Wherever "screenshot" occurs in the entries, copy the line that holds it.

--- Listed records ---
■ ■ ■

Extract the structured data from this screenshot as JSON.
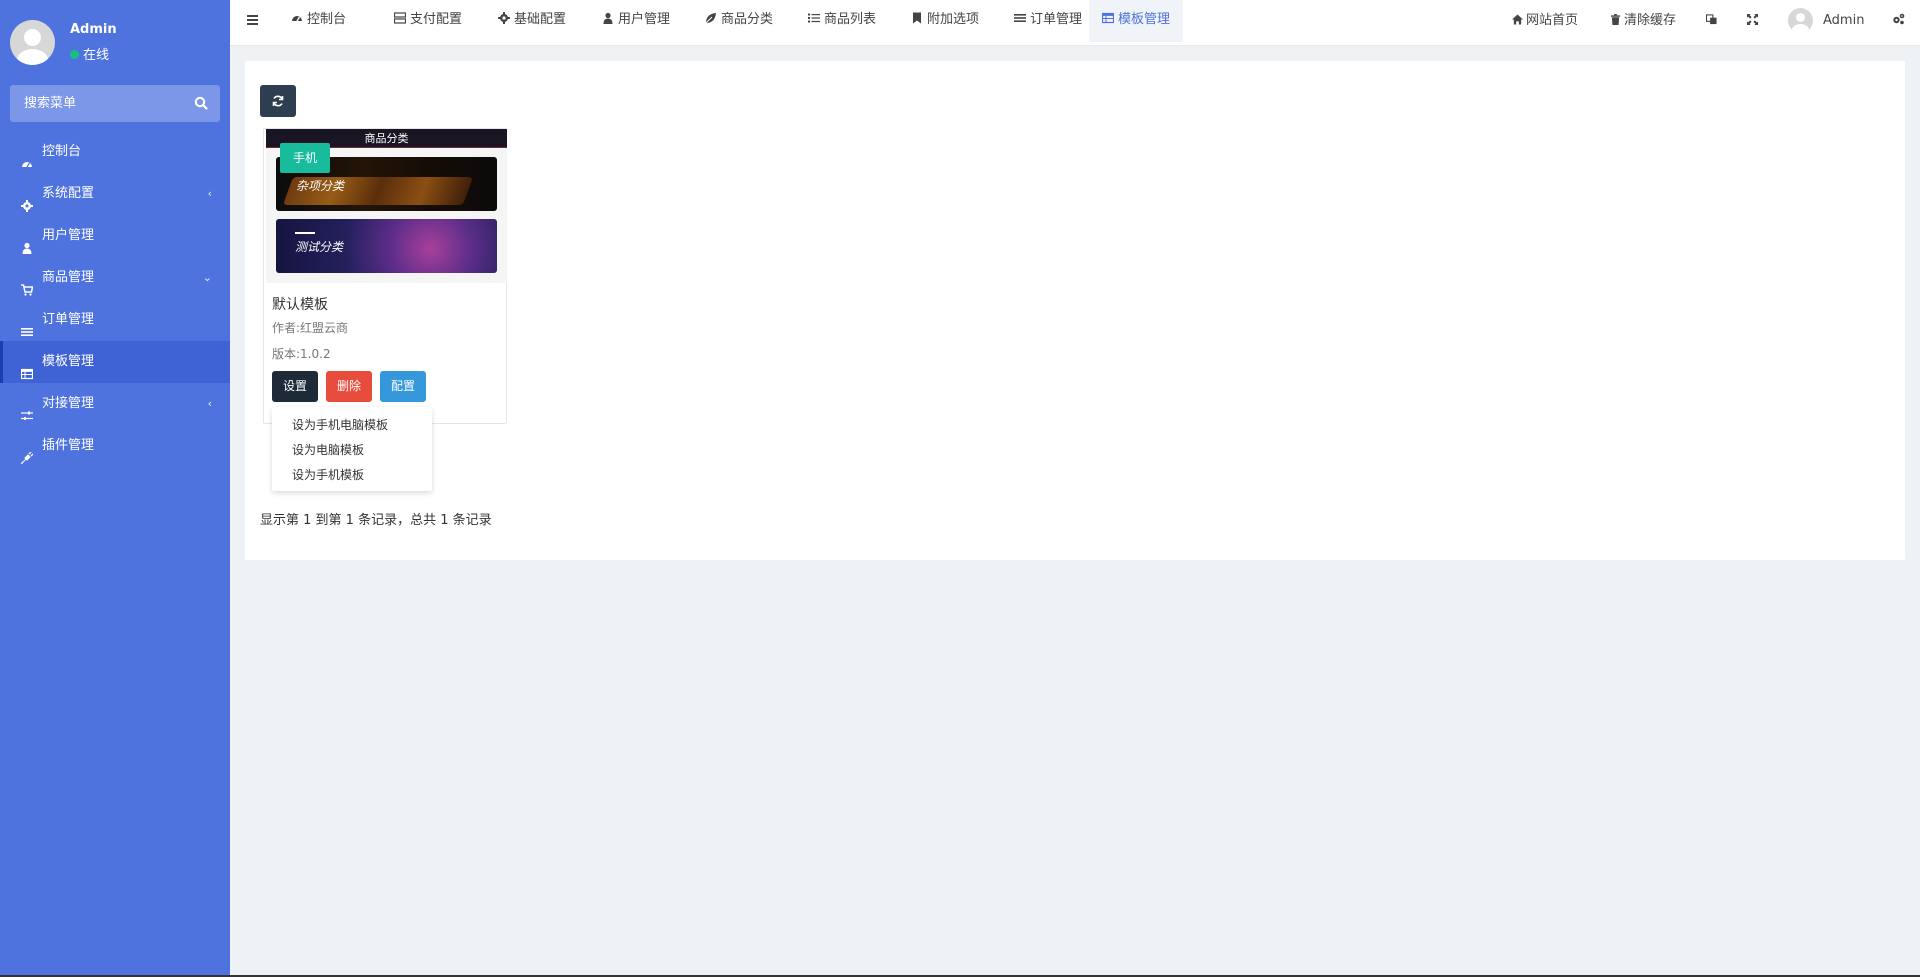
{
  "sidebar": {
    "user": {
      "name": "Admin",
      "status": "在线"
    },
    "search": {
      "placeholder": "搜索菜单"
    },
    "items": [
      {
        "label": "控制台",
        "icon": "dashboard-icon"
      },
      {
        "label": "系统配置",
        "icon": "gear-icon",
        "chevron": "‹"
      },
      {
        "label": "用户管理",
        "icon": "user-icon"
      },
      {
        "label": "商品管理",
        "icon": "cart-icon",
        "chevron": "⌄"
      },
      {
        "label": "订单管理",
        "icon": "list-icon"
      },
      {
        "label": "模板管理",
        "icon": "table-icon",
        "active": true
      },
      {
        "label": "对接管理",
        "icon": "sliders-icon",
        "chevron": "‹"
      },
      {
        "label": "插件管理",
        "icon": "plug-icon"
      }
    ]
  },
  "topnav": {
    "tabs": [
      {
        "label": "控制台",
        "icon": "dashboard-icon"
      },
      {
        "label": "支付配置",
        "icon": "server-icon"
      },
      {
        "label": "基础配置",
        "icon": "gear-icon"
      },
      {
        "label": "用户管理",
        "icon": "user-icon"
      },
      {
        "label": "商品分类",
        "icon": "leaf-icon"
      },
      {
        "label": "商品列表",
        "icon": "list-ul-icon"
      },
      {
        "label": "附加选项",
        "icon": "bookmark-icon"
      },
      {
        "label": "订单管理",
        "icon": "bars-icon"
      },
      {
        "label": "模板管理",
        "icon": "table-icon",
        "active": true
      }
    ],
    "right": {
      "home": "网站首页",
      "clear_cache": "清除缓存",
      "admin": "Admin"
    }
  },
  "content": {
    "card": {
      "thumb_header": "商品分类",
      "banner1_label": "杂项分类",
      "banner2_label": "测试分类",
      "tag": "手机",
      "title": "默认模板",
      "author": "作者:红盟云商",
      "version": "版本:1.0.2",
      "buttons": {
        "settings": "设置",
        "delete": "删除",
        "config": "配置"
      }
    },
    "dropdown": [
      "设为手机电脑模板",
      "设为电脑模板",
      "设为手机模板"
    ],
    "pagination_info": "显示第 1 到第 1 条记录，总共 1 条记录"
  },
  "colors": {
    "sidebar_bg": "#4e73df",
    "accent": "#4e73df",
    "tag": "#18bc9c",
    "delete": "#e74c3c",
    "config": "#3498db",
    "settings": "#1e2a38"
  }
}
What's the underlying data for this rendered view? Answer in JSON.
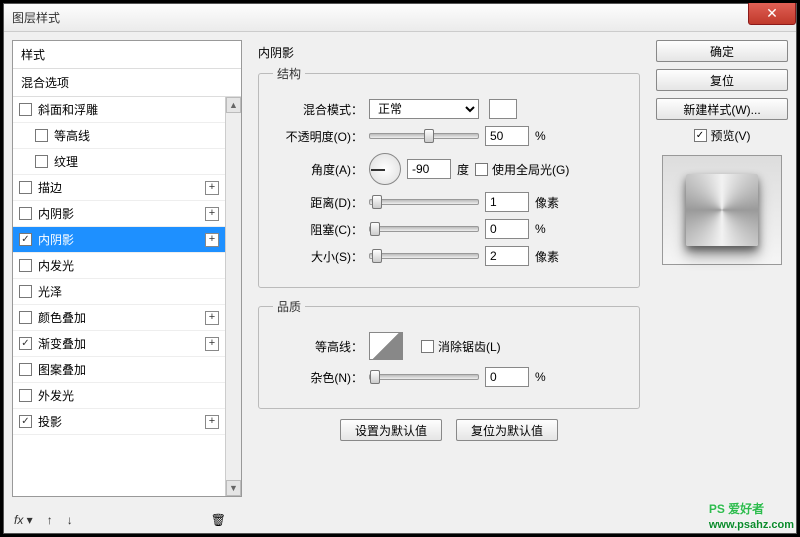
{
  "window": {
    "title": "图层样式"
  },
  "sidebar": {
    "header": "样式",
    "blending": "混合选项",
    "items": [
      {
        "label": "斜面和浮雕",
        "checked": false,
        "plus": false,
        "indent": false
      },
      {
        "label": "等高线",
        "checked": false,
        "plus": false,
        "indent": true
      },
      {
        "label": "纹理",
        "checked": false,
        "plus": false,
        "indent": true
      },
      {
        "label": "描边",
        "checked": false,
        "plus": true,
        "indent": false
      },
      {
        "label": "内阴影",
        "checked": false,
        "plus": true,
        "indent": false
      },
      {
        "label": "内阴影",
        "checked": true,
        "plus": true,
        "indent": false,
        "selected": true
      },
      {
        "label": "内发光",
        "checked": false,
        "plus": false,
        "indent": false
      },
      {
        "label": "光泽",
        "checked": false,
        "plus": false,
        "indent": false
      },
      {
        "label": "颜色叠加",
        "checked": false,
        "plus": true,
        "indent": false
      },
      {
        "label": "渐变叠加",
        "checked": true,
        "plus": true,
        "indent": false
      },
      {
        "label": "图案叠加",
        "checked": false,
        "plus": false,
        "indent": false
      },
      {
        "label": "外发光",
        "checked": false,
        "plus": false,
        "indent": false
      },
      {
        "label": "投影",
        "checked": true,
        "plus": true,
        "indent": false
      }
    ],
    "footer_fx": "fx"
  },
  "main": {
    "title": "内阴影",
    "structure": {
      "legend": "结构",
      "blend_mode_label": "混合模式：",
      "blend_mode_value": "正常",
      "opacity_label": "不透明度(O)：",
      "opacity_value": "50",
      "opacity_unit": "%",
      "angle_label": "角度(A)：",
      "angle_value": "-90",
      "angle_unit": "度",
      "global_light": "使用全局光(G)",
      "distance_label": "距离(D)：",
      "distance_value": "1",
      "distance_unit": "像素",
      "choke_label": "阻塞(C)：",
      "choke_value": "0",
      "choke_unit": "%",
      "size_label": "大小(S)：",
      "size_value": "2",
      "size_unit": "像素"
    },
    "quality": {
      "legend": "品质",
      "contour_label": "等高线：",
      "antialias": "消除锯齿(L)",
      "noise_label": "杂色(N)：",
      "noise_value": "0",
      "noise_unit": "%"
    },
    "defaults": {
      "set": "设置为默认值",
      "reset": "复位为默认值"
    }
  },
  "right": {
    "ok": "确定",
    "cancel": "复位",
    "new_style": "新建样式(W)...",
    "preview": "预览(V)"
  },
  "watermark": {
    "brand": "PS 爱好者",
    "url": "www.psahz.com"
  }
}
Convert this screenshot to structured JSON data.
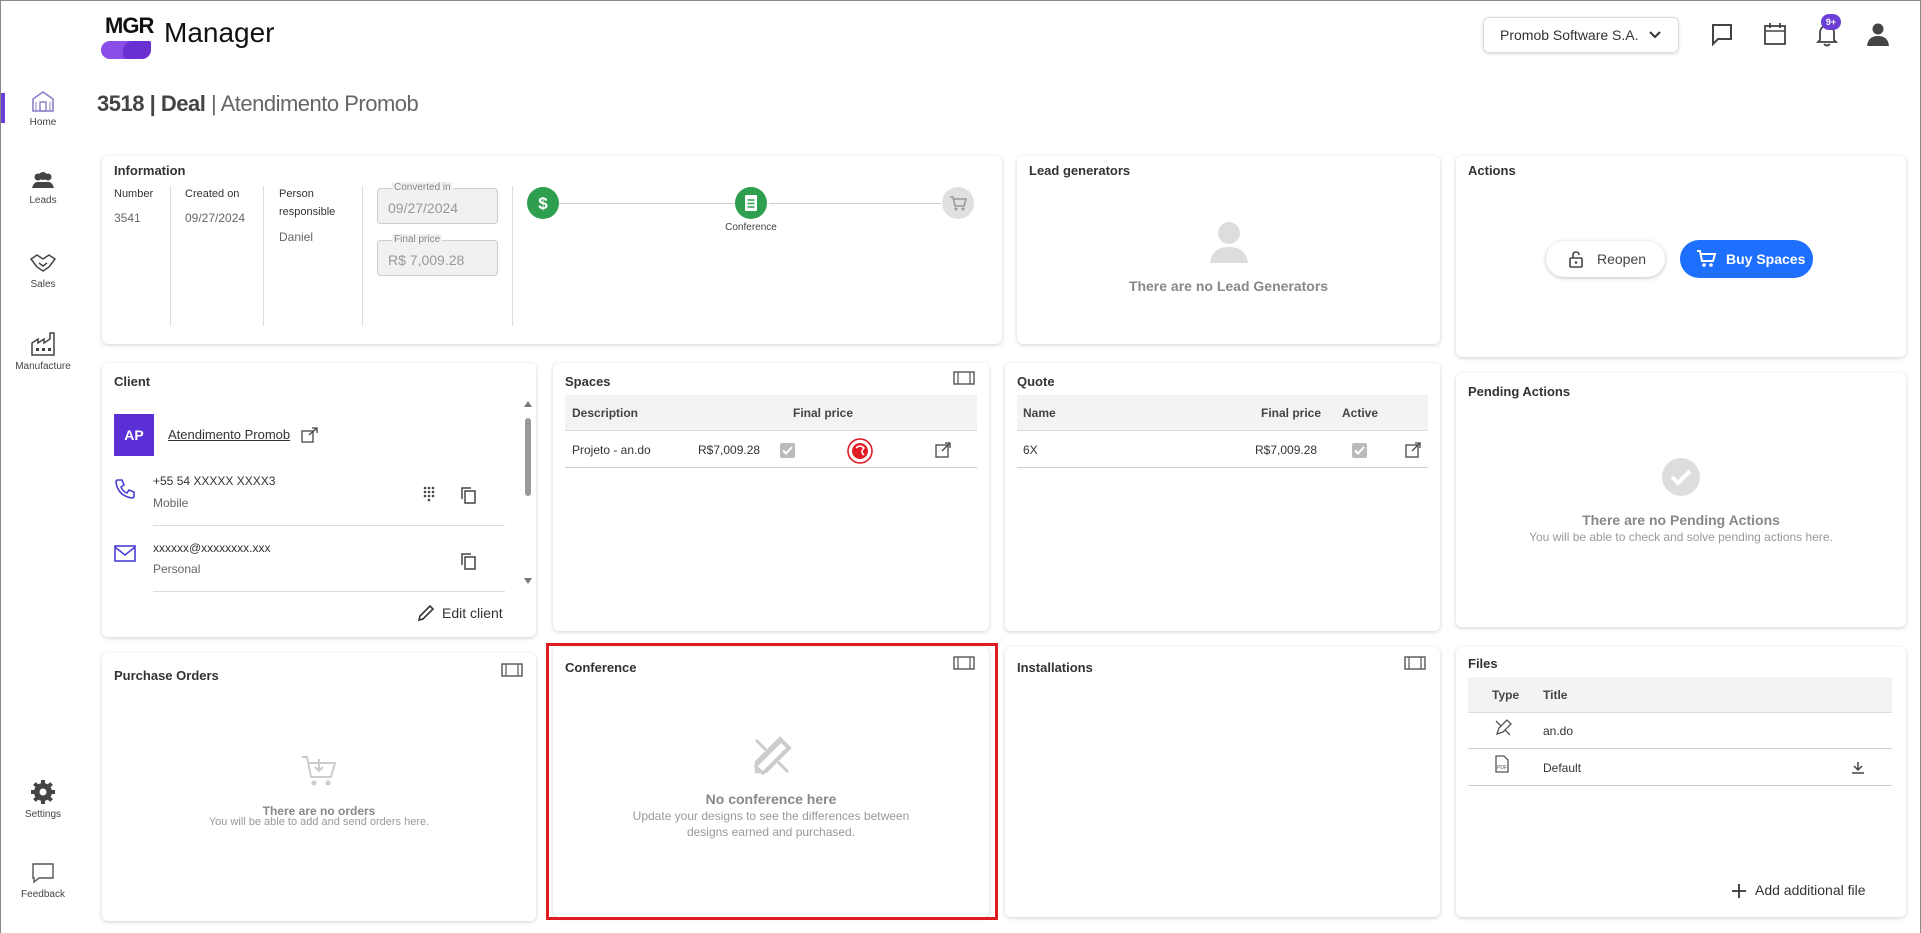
{
  "header": {
    "logo_text": "MGR",
    "app_name": "Manager",
    "company": "Promob Software S.A.",
    "notif_badge": "9+"
  },
  "sidebar": {
    "items": [
      {
        "label": "Home",
        "icon": "home-icon"
      },
      {
        "label": "Leads",
        "icon": "people-icon"
      },
      {
        "label": "Sales",
        "icon": "handshake-icon"
      },
      {
        "label": "Manufacture",
        "icon": "factory-icon"
      }
    ],
    "bottom": [
      {
        "label": "Settings",
        "icon": "gear-icon"
      },
      {
        "label": "Feedback",
        "icon": "feedback-icon"
      }
    ]
  },
  "title": {
    "id": "3518",
    "sep1": "|",
    "type": "Deal",
    "sep2": "|",
    "name": "Atendimento Promob"
  },
  "information": {
    "title": "Information",
    "number_label": "Number",
    "number": "3541",
    "created_label": "Created on",
    "created": "09/27/2024",
    "responsible_label_1": "Person",
    "responsible_label_2": "responsible",
    "responsible": "Daniel",
    "converted_label": "Converted in",
    "converted": "09/27/2024",
    "final_price_label": "Final price",
    "final_price": "R$ 7,009.28",
    "stepper_label": "Conference"
  },
  "lead_generators": {
    "title": "Lead generators",
    "empty": "There are no Lead Generators"
  },
  "actions": {
    "title": "Actions",
    "reopen": "Reopen",
    "buy": "Buy Spaces"
  },
  "client": {
    "title": "Client",
    "initials": "AP",
    "name": "Atendimento Promob",
    "phone": "+55 54 XXXXX XXXX3",
    "phone_type": "Mobile",
    "email": "xxxxxx@xxxxxxxx.xxx",
    "email_type": "Personal",
    "edit": "Edit client"
  },
  "spaces": {
    "title": "Spaces",
    "headers": [
      "Description",
      "Final price"
    ],
    "rows": [
      {
        "description": "Projeto - an.do",
        "price": "R$7,009.28"
      }
    ]
  },
  "quote": {
    "title": "Quote",
    "headers": [
      "Name",
      "Final price",
      "Active"
    ],
    "rows": [
      {
        "name": "6X",
        "price": "R$7,009.28"
      }
    ]
  },
  "pending": {
    "title": "Pending Actions",
    "empty": "There are no Pending Actions",
    "sub": "You will be able to check and solve pending actions here."
  },
  "purchase_orders": {
    "title": "Purchase Orders",
    "empty": "There are no orders",
    "sub": "You will be able to add and send orders here."
  },
  "conference": {
    "title": "Conference",
    "empty": "No conference here",
    "sub1": "Update your designs to see the differences between",
    "sub2": "designs earned and purchased."
  },
  "installations": {
    "title": "Installations"
  },
  "files": {
    "title": "Files",
    "headers": [
      "Type",
      "Title"
    ],
    "rows": [
      {
        "title": "an.do",
        "type_icon": "design-file-icon"
      },
      {
        "title": "Default",
        "type_icon": "pdf-file-icon"
      }
    ],
    "add": "Add additional file"
  }
}
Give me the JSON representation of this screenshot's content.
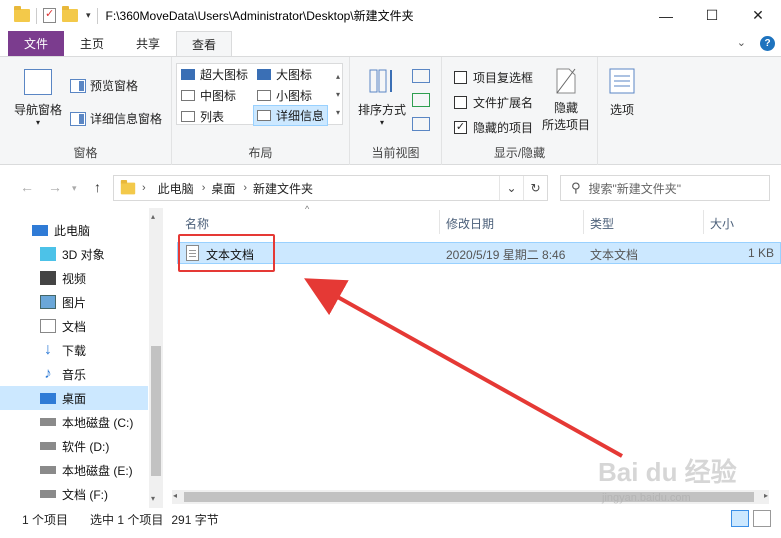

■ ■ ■

--- Answer area ---
Extract the structured data from this screenshot as JSON.
Convert this screenshot to structured JSON data.
Give me the JSON representation of this screenshot's content.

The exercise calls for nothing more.